British Prime Minister Liz Truss has announced she will stand down as leader of the Conservative Party after her policies triggered economic turmoil and sharply divided the party.
Speaking outside her Downing Street office on Thursday, Truss said she could not deliver the promises she made when she was running for Conservative leader, having lost the faith of her party.
“I cannot deliver the mandate on which I was elected by the Conservative Party. I have therefore spoken to His Majesty the King to notify him that I am resigning as leader of the Conservative Party,” she said in a hastily arranged statement.
Truss, who has been prime minister for just 45 days, said she will remain as prime minister and party leader until a successor is chosen.
The leadership contest should be concluded by October 28, Graham Brady, the chair of the Conservative Party’s 1922 Committee said.
The opposition Labour party called for an immediate general election.
“The Tories cannot respond to their latest shambles by yet again simply clicking their fingers and shuffling the people at the top without the consent of the British people. We need a general election – now,” opposition leader Sir Keir Starmer said in a statement.
The Conservative Party “has shown it no longer has a mandate to govern,” he added. “After 12 years of Tory failure, the British people deserve so much better than this revolving door of chaos.”
Chaos in Parliament
On Wednesday, Truss had pledged to stay in power, saying she was “a fighter and not a quitter”. But she could not hold on after a senior minister quit her government with a barrage of criticism and a vote in the House of Commons descended into chaos and acrimony just days after she was forced to abandon many of her economic policies.

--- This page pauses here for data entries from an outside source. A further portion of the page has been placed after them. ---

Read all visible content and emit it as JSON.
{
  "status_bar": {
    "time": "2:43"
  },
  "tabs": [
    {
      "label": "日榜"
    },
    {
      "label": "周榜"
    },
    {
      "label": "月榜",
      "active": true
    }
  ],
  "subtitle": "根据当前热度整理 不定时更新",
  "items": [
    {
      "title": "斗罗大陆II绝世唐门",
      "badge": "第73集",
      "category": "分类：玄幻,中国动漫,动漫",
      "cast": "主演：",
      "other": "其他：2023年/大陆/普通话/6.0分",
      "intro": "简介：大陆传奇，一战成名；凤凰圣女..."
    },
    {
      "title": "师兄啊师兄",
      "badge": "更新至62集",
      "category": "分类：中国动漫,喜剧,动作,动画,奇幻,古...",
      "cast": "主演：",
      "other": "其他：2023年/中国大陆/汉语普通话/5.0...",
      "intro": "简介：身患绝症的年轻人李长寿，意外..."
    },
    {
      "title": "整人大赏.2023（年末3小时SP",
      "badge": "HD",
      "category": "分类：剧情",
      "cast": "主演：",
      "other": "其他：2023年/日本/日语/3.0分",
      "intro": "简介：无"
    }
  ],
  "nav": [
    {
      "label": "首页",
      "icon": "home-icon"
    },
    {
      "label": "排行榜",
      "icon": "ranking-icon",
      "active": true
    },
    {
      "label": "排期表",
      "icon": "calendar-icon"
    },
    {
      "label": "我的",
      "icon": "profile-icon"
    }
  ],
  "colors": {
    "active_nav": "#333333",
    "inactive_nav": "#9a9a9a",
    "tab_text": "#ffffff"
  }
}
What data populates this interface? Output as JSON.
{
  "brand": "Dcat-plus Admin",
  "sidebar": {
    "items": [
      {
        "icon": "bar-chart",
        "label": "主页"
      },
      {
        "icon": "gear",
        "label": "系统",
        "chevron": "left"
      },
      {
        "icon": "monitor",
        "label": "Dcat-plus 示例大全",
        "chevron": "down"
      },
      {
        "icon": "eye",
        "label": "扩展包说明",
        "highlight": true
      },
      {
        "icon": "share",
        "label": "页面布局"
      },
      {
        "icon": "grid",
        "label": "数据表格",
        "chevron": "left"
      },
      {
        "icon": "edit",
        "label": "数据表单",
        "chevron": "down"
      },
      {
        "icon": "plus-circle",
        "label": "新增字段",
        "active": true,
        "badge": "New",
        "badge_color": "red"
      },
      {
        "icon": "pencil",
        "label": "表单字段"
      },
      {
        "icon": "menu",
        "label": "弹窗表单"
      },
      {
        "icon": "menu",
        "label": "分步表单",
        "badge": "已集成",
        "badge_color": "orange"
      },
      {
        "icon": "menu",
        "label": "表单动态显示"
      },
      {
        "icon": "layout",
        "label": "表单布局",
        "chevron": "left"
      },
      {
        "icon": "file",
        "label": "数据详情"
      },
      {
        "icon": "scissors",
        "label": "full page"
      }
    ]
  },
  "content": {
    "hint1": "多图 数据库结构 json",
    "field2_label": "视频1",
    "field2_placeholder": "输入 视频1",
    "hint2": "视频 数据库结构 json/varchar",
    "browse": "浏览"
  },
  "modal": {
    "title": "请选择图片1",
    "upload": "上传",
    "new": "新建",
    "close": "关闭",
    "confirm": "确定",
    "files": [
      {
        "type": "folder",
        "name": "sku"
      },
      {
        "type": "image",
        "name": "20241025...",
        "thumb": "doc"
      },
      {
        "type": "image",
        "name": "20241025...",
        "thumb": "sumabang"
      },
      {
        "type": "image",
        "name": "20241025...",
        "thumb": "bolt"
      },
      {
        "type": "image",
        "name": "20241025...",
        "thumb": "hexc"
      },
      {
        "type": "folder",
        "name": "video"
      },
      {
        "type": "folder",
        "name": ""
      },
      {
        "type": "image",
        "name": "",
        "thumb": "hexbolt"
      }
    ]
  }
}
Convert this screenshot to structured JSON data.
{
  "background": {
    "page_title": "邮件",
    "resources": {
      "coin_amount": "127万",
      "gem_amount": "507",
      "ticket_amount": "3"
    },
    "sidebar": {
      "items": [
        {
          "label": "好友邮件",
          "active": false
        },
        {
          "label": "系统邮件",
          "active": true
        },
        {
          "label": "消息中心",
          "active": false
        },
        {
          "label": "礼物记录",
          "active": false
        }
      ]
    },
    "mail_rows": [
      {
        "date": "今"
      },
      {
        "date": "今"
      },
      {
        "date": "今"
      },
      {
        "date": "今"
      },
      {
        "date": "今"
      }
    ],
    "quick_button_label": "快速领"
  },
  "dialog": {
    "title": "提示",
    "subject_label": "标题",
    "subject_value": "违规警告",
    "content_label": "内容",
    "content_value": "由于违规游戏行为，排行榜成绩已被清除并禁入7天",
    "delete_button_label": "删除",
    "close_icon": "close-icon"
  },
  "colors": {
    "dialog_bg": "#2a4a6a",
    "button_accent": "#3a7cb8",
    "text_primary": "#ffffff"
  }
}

A growing number of lawmakers had called for Truss to resign after weeks of turmoil sparked by her economic plan.